However, will this lead to excessive non-linear responses? I would expect a shift in the cut-off point, but not necessarily lead to non-linearity in the frequency response? Furthermore, with passive circuits I don't see a way to actually equalize the response since RC filters will have unity response when not close to the cut-off, and that won't help in smoothing the spikes in the actual response unless notch filters are used.

 

I am thinking that as long the crossover prevents interference of each band from passing to the next, I'll use acoustic filters and EQ to tame the rest of the peaks.

 

Also, I will try to make this modular so I can actually revise the interior circuit design. I would print a special holder for the circuit components that should be serviceable easily, plus help in soldering the SMD components.

 

Regarding the Knowles design guide, if it's the one that has the frequency response of each of the drivers then yes, I have read and extracted that data. I haven't seen any driver specific guide, but I have seen previous examples in this very thread, but mostly using a more simple crossover.

post #1721 of 5645
Quote:
Originally Posted by MuZo2 View Post
 

Some one has uploaded Knowles design guide in other thread. Did you read those docs ?
 

 

Would you kindly post a link?

 

Thanks!

post #1722 of 5645
post #1723 of 5645

Thank you for that thread!

post #1724 of 5645

Sound quality problems.

 

I attempted to finish assembly on my first set of home made IEMs and right away I ran into trouble. 

 

First problem, I can see that the drivers for the left ear have become detached from the acoustic tubing so I did not bother to work any more on that shell. 

 

The right ear looks like everything is hooked up OK but it sounds awful. It is much quieter than I expected it to be and I thought perhaps it just needed to be amped but when I hook it up to my headphone amp it still sounds bad, just louder. I am hoping that the cause of the poor sound quality is that this driver has also pulled away from its acoustic tubing.

 

I plan to start over tomorrow with a new shell (I want to improve the finish anyway) and this time I am going to try attaching the tubing with superglue instead of hot glue. I only worry that I will damage the driver with the superglue. 

 

 

Edit:  looking closer at my right side driver I can see that I was correct and the sound port has become detached from my tubing on that side also. 

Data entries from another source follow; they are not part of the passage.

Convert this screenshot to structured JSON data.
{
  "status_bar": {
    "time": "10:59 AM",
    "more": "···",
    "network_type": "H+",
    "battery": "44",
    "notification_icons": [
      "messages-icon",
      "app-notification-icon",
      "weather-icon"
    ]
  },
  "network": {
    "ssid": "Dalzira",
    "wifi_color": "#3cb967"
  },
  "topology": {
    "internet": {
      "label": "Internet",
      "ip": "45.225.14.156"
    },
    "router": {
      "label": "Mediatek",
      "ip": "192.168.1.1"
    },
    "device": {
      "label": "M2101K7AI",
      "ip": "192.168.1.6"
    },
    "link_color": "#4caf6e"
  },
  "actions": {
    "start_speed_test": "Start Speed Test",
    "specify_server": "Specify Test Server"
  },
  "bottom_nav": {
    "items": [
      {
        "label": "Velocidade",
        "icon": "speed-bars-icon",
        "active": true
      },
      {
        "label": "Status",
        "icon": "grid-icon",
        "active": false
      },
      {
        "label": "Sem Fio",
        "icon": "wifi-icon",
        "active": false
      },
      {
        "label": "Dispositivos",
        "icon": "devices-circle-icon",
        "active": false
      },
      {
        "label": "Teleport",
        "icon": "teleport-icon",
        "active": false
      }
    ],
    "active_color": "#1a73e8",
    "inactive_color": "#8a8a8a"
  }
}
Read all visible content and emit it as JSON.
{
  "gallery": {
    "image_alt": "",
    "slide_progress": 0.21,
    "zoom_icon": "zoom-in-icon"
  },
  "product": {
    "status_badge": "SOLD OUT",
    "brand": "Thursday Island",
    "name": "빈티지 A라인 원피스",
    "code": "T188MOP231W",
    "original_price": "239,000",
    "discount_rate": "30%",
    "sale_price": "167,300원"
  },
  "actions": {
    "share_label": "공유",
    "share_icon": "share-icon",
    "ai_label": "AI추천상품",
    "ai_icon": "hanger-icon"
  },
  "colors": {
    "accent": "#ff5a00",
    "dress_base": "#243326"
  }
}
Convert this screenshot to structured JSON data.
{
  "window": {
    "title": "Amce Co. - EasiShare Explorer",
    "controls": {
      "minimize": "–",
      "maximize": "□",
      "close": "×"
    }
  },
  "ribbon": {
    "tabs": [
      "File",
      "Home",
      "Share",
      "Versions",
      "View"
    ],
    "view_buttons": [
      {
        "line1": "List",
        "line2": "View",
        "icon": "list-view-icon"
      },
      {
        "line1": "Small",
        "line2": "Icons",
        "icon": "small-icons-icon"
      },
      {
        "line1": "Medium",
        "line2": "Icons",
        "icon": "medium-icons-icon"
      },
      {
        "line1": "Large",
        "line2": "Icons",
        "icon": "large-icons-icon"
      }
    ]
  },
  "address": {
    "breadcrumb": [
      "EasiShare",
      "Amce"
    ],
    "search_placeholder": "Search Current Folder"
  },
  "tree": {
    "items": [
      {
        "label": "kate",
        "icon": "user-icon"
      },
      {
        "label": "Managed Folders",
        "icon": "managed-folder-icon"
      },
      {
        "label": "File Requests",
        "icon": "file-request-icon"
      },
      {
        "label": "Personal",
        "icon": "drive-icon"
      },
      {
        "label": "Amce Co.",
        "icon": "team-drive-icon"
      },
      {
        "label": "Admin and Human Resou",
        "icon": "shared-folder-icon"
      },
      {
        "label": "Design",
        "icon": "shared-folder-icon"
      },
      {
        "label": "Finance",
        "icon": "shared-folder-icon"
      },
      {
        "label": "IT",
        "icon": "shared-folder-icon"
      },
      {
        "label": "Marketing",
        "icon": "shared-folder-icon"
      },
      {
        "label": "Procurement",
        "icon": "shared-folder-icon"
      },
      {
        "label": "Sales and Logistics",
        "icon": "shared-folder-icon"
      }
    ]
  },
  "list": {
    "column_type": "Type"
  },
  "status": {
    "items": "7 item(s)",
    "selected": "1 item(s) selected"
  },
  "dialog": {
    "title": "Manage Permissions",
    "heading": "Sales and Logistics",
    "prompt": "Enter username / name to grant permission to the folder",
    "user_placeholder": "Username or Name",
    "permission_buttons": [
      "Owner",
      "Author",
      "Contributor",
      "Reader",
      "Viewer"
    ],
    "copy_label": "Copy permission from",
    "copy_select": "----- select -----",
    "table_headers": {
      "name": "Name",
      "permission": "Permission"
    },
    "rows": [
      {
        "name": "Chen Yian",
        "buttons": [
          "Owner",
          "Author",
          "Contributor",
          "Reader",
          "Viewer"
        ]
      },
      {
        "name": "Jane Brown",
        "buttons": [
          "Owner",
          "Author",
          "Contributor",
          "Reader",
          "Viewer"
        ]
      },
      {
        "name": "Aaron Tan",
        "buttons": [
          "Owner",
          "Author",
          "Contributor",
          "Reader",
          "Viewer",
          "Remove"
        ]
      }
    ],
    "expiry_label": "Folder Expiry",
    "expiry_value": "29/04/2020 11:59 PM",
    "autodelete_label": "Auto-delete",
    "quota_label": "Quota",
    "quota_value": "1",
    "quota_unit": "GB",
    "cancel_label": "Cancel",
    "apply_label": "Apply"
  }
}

Edited by CMOS1138 - 5/30/14 at 10:03pm
post #1725 of 5645
Quote:
Originally Posted by vector1 View Post
 

So I can't just ballpark a figure for a crossover at 150Hz and 2kHz?

Yes you can, but have to have resources to make it work correctly.

New Posts  All Forums:Forum Nav:
  Return Home